There is a five-year mandated update on these projections. Ernie Rebuck suggested the need for review of census population numbers and agriculture numbers. Jeff Taylor added that population numbers for this region is 12-13 percent higher than what the board suggested at the beginning of the process. Water demand numbers will be about 300,000-acre feet higher 50 years from now than what the board projected, about a 10 percent increase.
Motioned by Michael Sullivan to accept the summary of changes to population and water demand information as presented by the consultants. Seconded by Roosevelt Alexander. Motion carried.
Judge Harris made a motion to add an addendum to the report saying that because of the unusual growth of population in Region H these figures should be reviewed following the 2000 census. Seconded by Judge Evans. Motion carried.
PRESENTATION BY BRAZOS RIVER AUTHORITYíS DROUGHT CONTINGENCY POLICY:

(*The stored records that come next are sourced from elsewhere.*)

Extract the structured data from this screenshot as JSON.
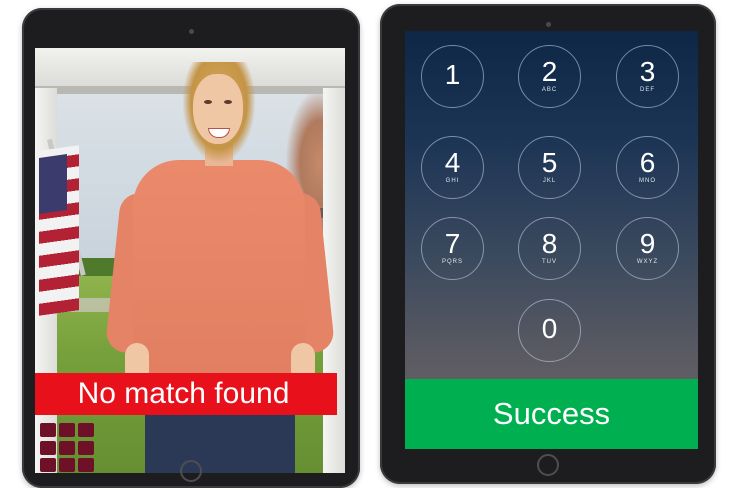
{
  "left_panel": {
    "status_text": "No match found",
    "status_color": "#e8101b",
    "logo": "maroon-grid-logo"
  },
  "right_panel": {
    "keypad": [
      {
        "digit": "1",
        "letters": ""
      },
      {
        "digit": "2",
        "letters": "ABC"
      },
      {
        "digit": "3",
        "letters": "DEF"
      },
      {
        "digit": "4",
        "letters": "GHI"
      },
      {
        "digit": "5",
        "letters": "JKL"
      },
      {
        "digit": "6",
        "letters": "MNO"
      },
      {
        "digit": "7",
        "letters": "PQRS"
      },
      {
        "digit": "8",
        "letters": "TUV"
      },
      {
        "digit": "9",
        "letters": "WXYZ"
      },
      {
        "digit": "0",
        "letters": ""
      }
    ],
    "status_text": "Success",
    "status_color": "#00b050"
  }
}
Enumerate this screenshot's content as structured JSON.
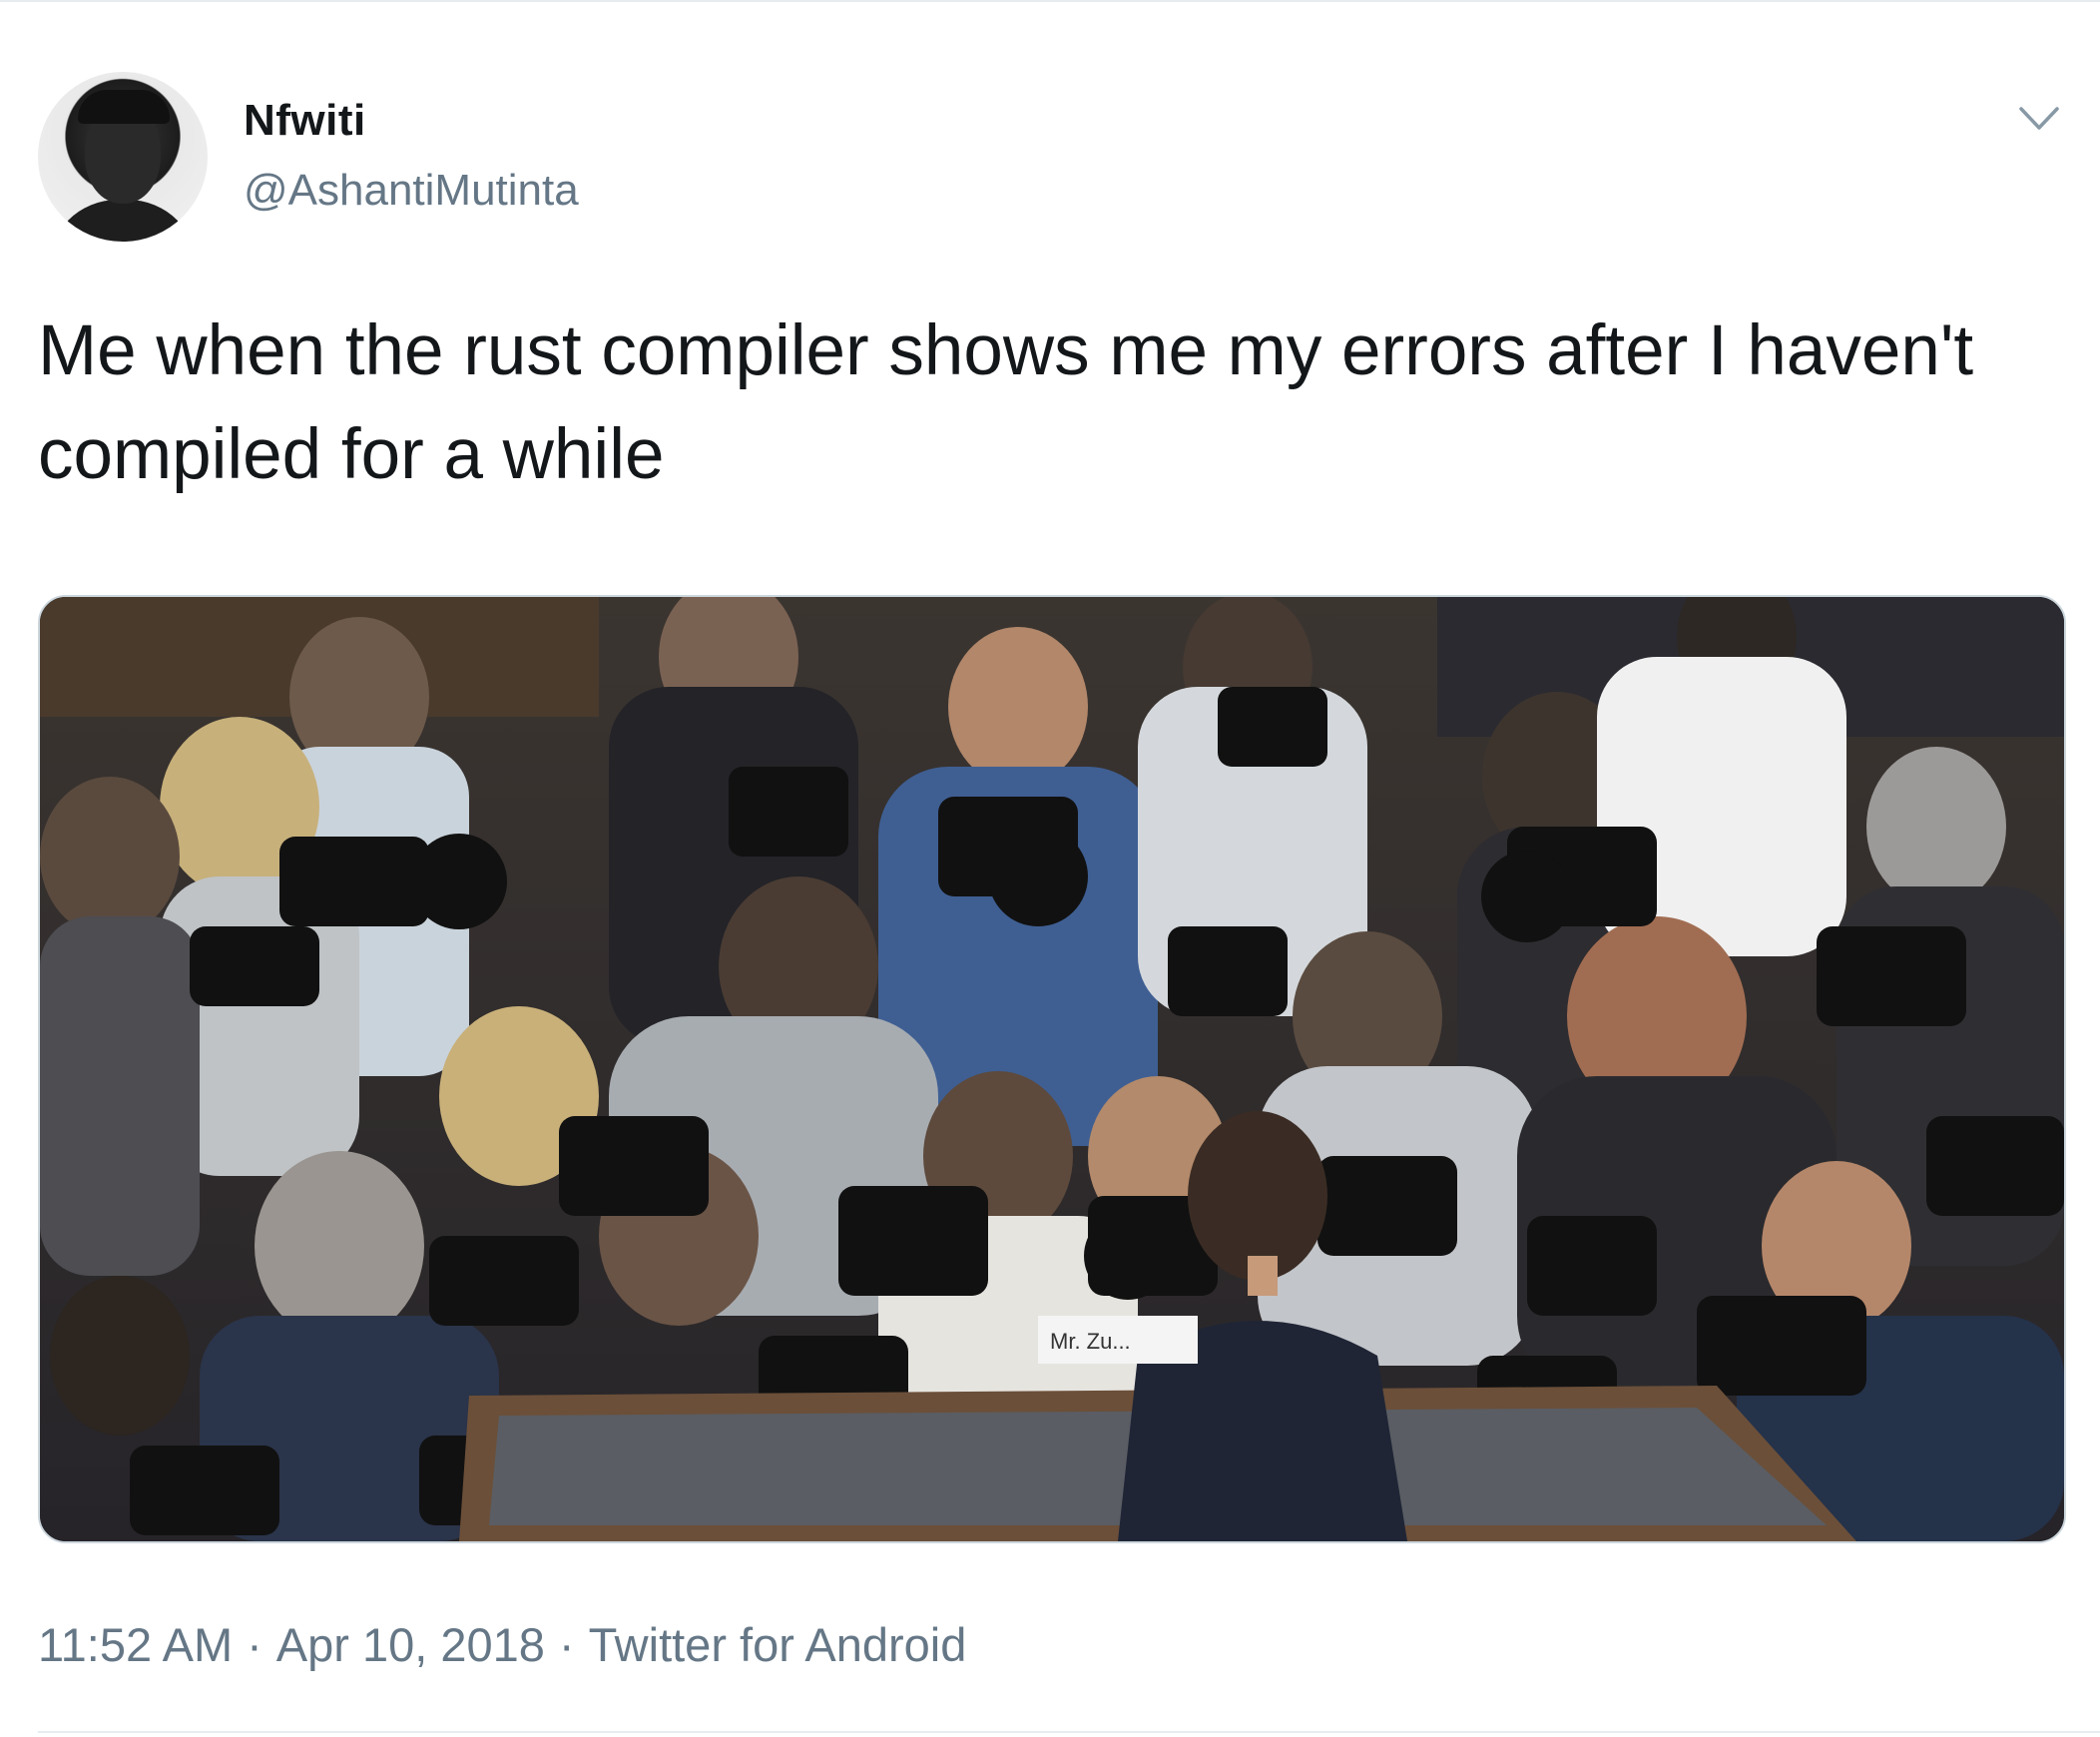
{
  "author": {
    "name": "Nfwiti",
    "handle": "@AshantiMutinta",
    "avatar_icon": "profile-avatar"
  },
  "menu": {
    "icon": "chevron-down-icon"
  },
  "tweet": {
    "text": "Me when the rust compiler shows me my errors after I haven't compiled for a while",
    "media": {
      "type": "photo",
      "placard_text": "Mr. Zu..."
    }
  },
  "meta": {
    "time": "11:52 AM",
    "separator": "·",
    "date": "Apr 10, 2018",
    "source": "Twitter for Android"
  },
  "colors": {
    "text_primary": "#14171a",
    "text_secondary": "#657786",
    "divider": "#e6ecf0",
    "media_border": "#ccd6dd"
  }
}
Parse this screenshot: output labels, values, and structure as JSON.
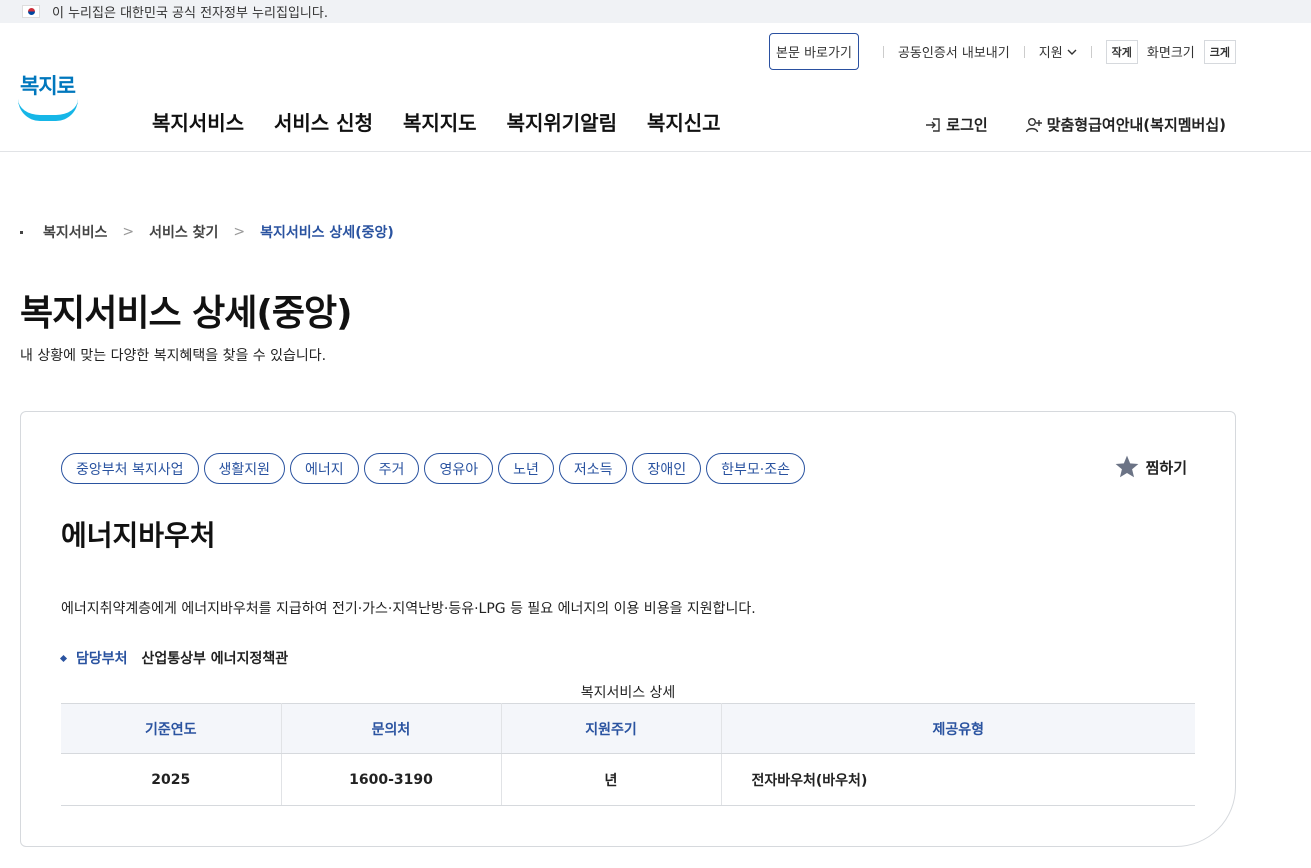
{
  "gov_banner": {
    "text": "이 누리집은 대한민국 공식 전자정부 누리집입니다."
  },
  "util": {
    "skip": "본문 바로가기",
    "cert_export": "공동인증서 내보내기",
    "lang": "지원",
    "font_small": "작게",
    "font_size_label": "화면크기",
    "font_large": "크게"
  },
  "logo": {
    "text": "복지로"
  },
  "gnb": [
    "복지서비스",
    "서비스 신청",
    "복지지도",
    "복지위기알림",
    "복지신고"
  ],
  "member": {
    "login": "로그인",
    "membership": "맞춤형급여안내(복지멤버십)"
  },
  "breadcrumb": [
    "복지서비스",
    "서비스 찾기",
    "복지서비스 상세(중앙)"
  ],
  "page": {
    "title": "복지서비스 상세(중앙)",
    "description": "내 상황에 맞는 다양한 복지혜택을 찾을 수 있습니다."
  },
  "service": {
    "tags": [
      "중앙부처 복지사업",
      "생활지원",
      "에너지",
      "주거",
      "영유아",
      "노년",
      "저소득",
      "장애인",
      "한부모·조손"
    ],
    "favorite": "찜하기",
    "title": "에너지바우처",
    "description": "에너지취약계층에게 에너지바우처를 지급하여 전기·가스·지역난방·등유·LPG 등 필요 에너지의 이용 비용을 지원합니다.",
    "dept_label": "담당부처",
    "dept_value": "산업통상부 에너지정책관",
    "table": {
      "caption": "복지서비스 상세",
      "headers": [
        "기준연도",
        "문의처",
        "지원주기",
        "제공유형"
      ],
      "row": [
        "2025",
        "1600-3190",
        "년",
        "전자바우처(바우처)"
      ]
    }
  },
  "colors": {
    "accent": "#2a53a0",
    "logo_blue": "#0077bd",
    "logo_smile": "#16b6e7"
  }
}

A presentation was made by Alfredo Rodriguez of the Brazos River Authority, stating that BRA covers Regions O, G, C, and H, owns and operates four reservoirs with nine federally owned reservoirs. The Water Resources Division is in charge of the water supply for operations, emergency management, and drought monitoring, forecasting lake levels, water use, tracks releases downstream, monitoring water rights for protection, and monitoring the drought contingency plan, coordinating with the USGS for stream flow gages for the Corps of Engineers, for release of water from the lakes to TNRCC, for water rights issues, and with the customers for water use. BRA checks the capacity of the reservoirs for inflows, monitoring other hydraulic parameters such as rainfall in operations, stream flow, tracking the Palmar Drought Index, looking for new releases, obtaining information through the internet from the Noah site on predictions and station outlook, temperature outlook, and expected weather conditions.
Policy is based on occasion, the current reservoir capacity, projected demand, reservoir classification, and local use reservoir and system use reservoir, drought levels such as watch drought, warning drought, and emergency drought. The rules require prorated water allocation provisions. They require some surcharges and may grant variations. The question arose whether this was total storage capacity? The response was affirmative. Reservoirs varying considerably in terms of their capacity, the yield capacity, and the continuation.
BRA only sells water under long term contracts related to long term, firm yield in the reservoir.
Are trigger levels based on conservation storage or total storage, including hydropower pools and sedimentation? Water supply conservation storage.
The authority has a system permit to operate reservoirs. Four of the reservoirs are water supply reservoirs only. All have sedimentation. BRA has a Lower Basin Monitoring Plan with major customers, such as Dow Chemical, Chocolate Bayou, Gulf Coast Water Authority, and the Reliance.
TEXAS WATER DEVELOPMENT BOARD COMMUNICATIONS:
Ernest Rebuck discussed public presentations for Region H, which were held in Trinity, Walker and Montgomery County Commissioners Courts. Meetings in July will be in Leon, Liberty, and Chambers Counties. Consultant workshop postponed.
REGION H WATER PLANNING GROUP FINANCIAL REPORT:
John Bartos presented a financial report to the group.
July 7, 1999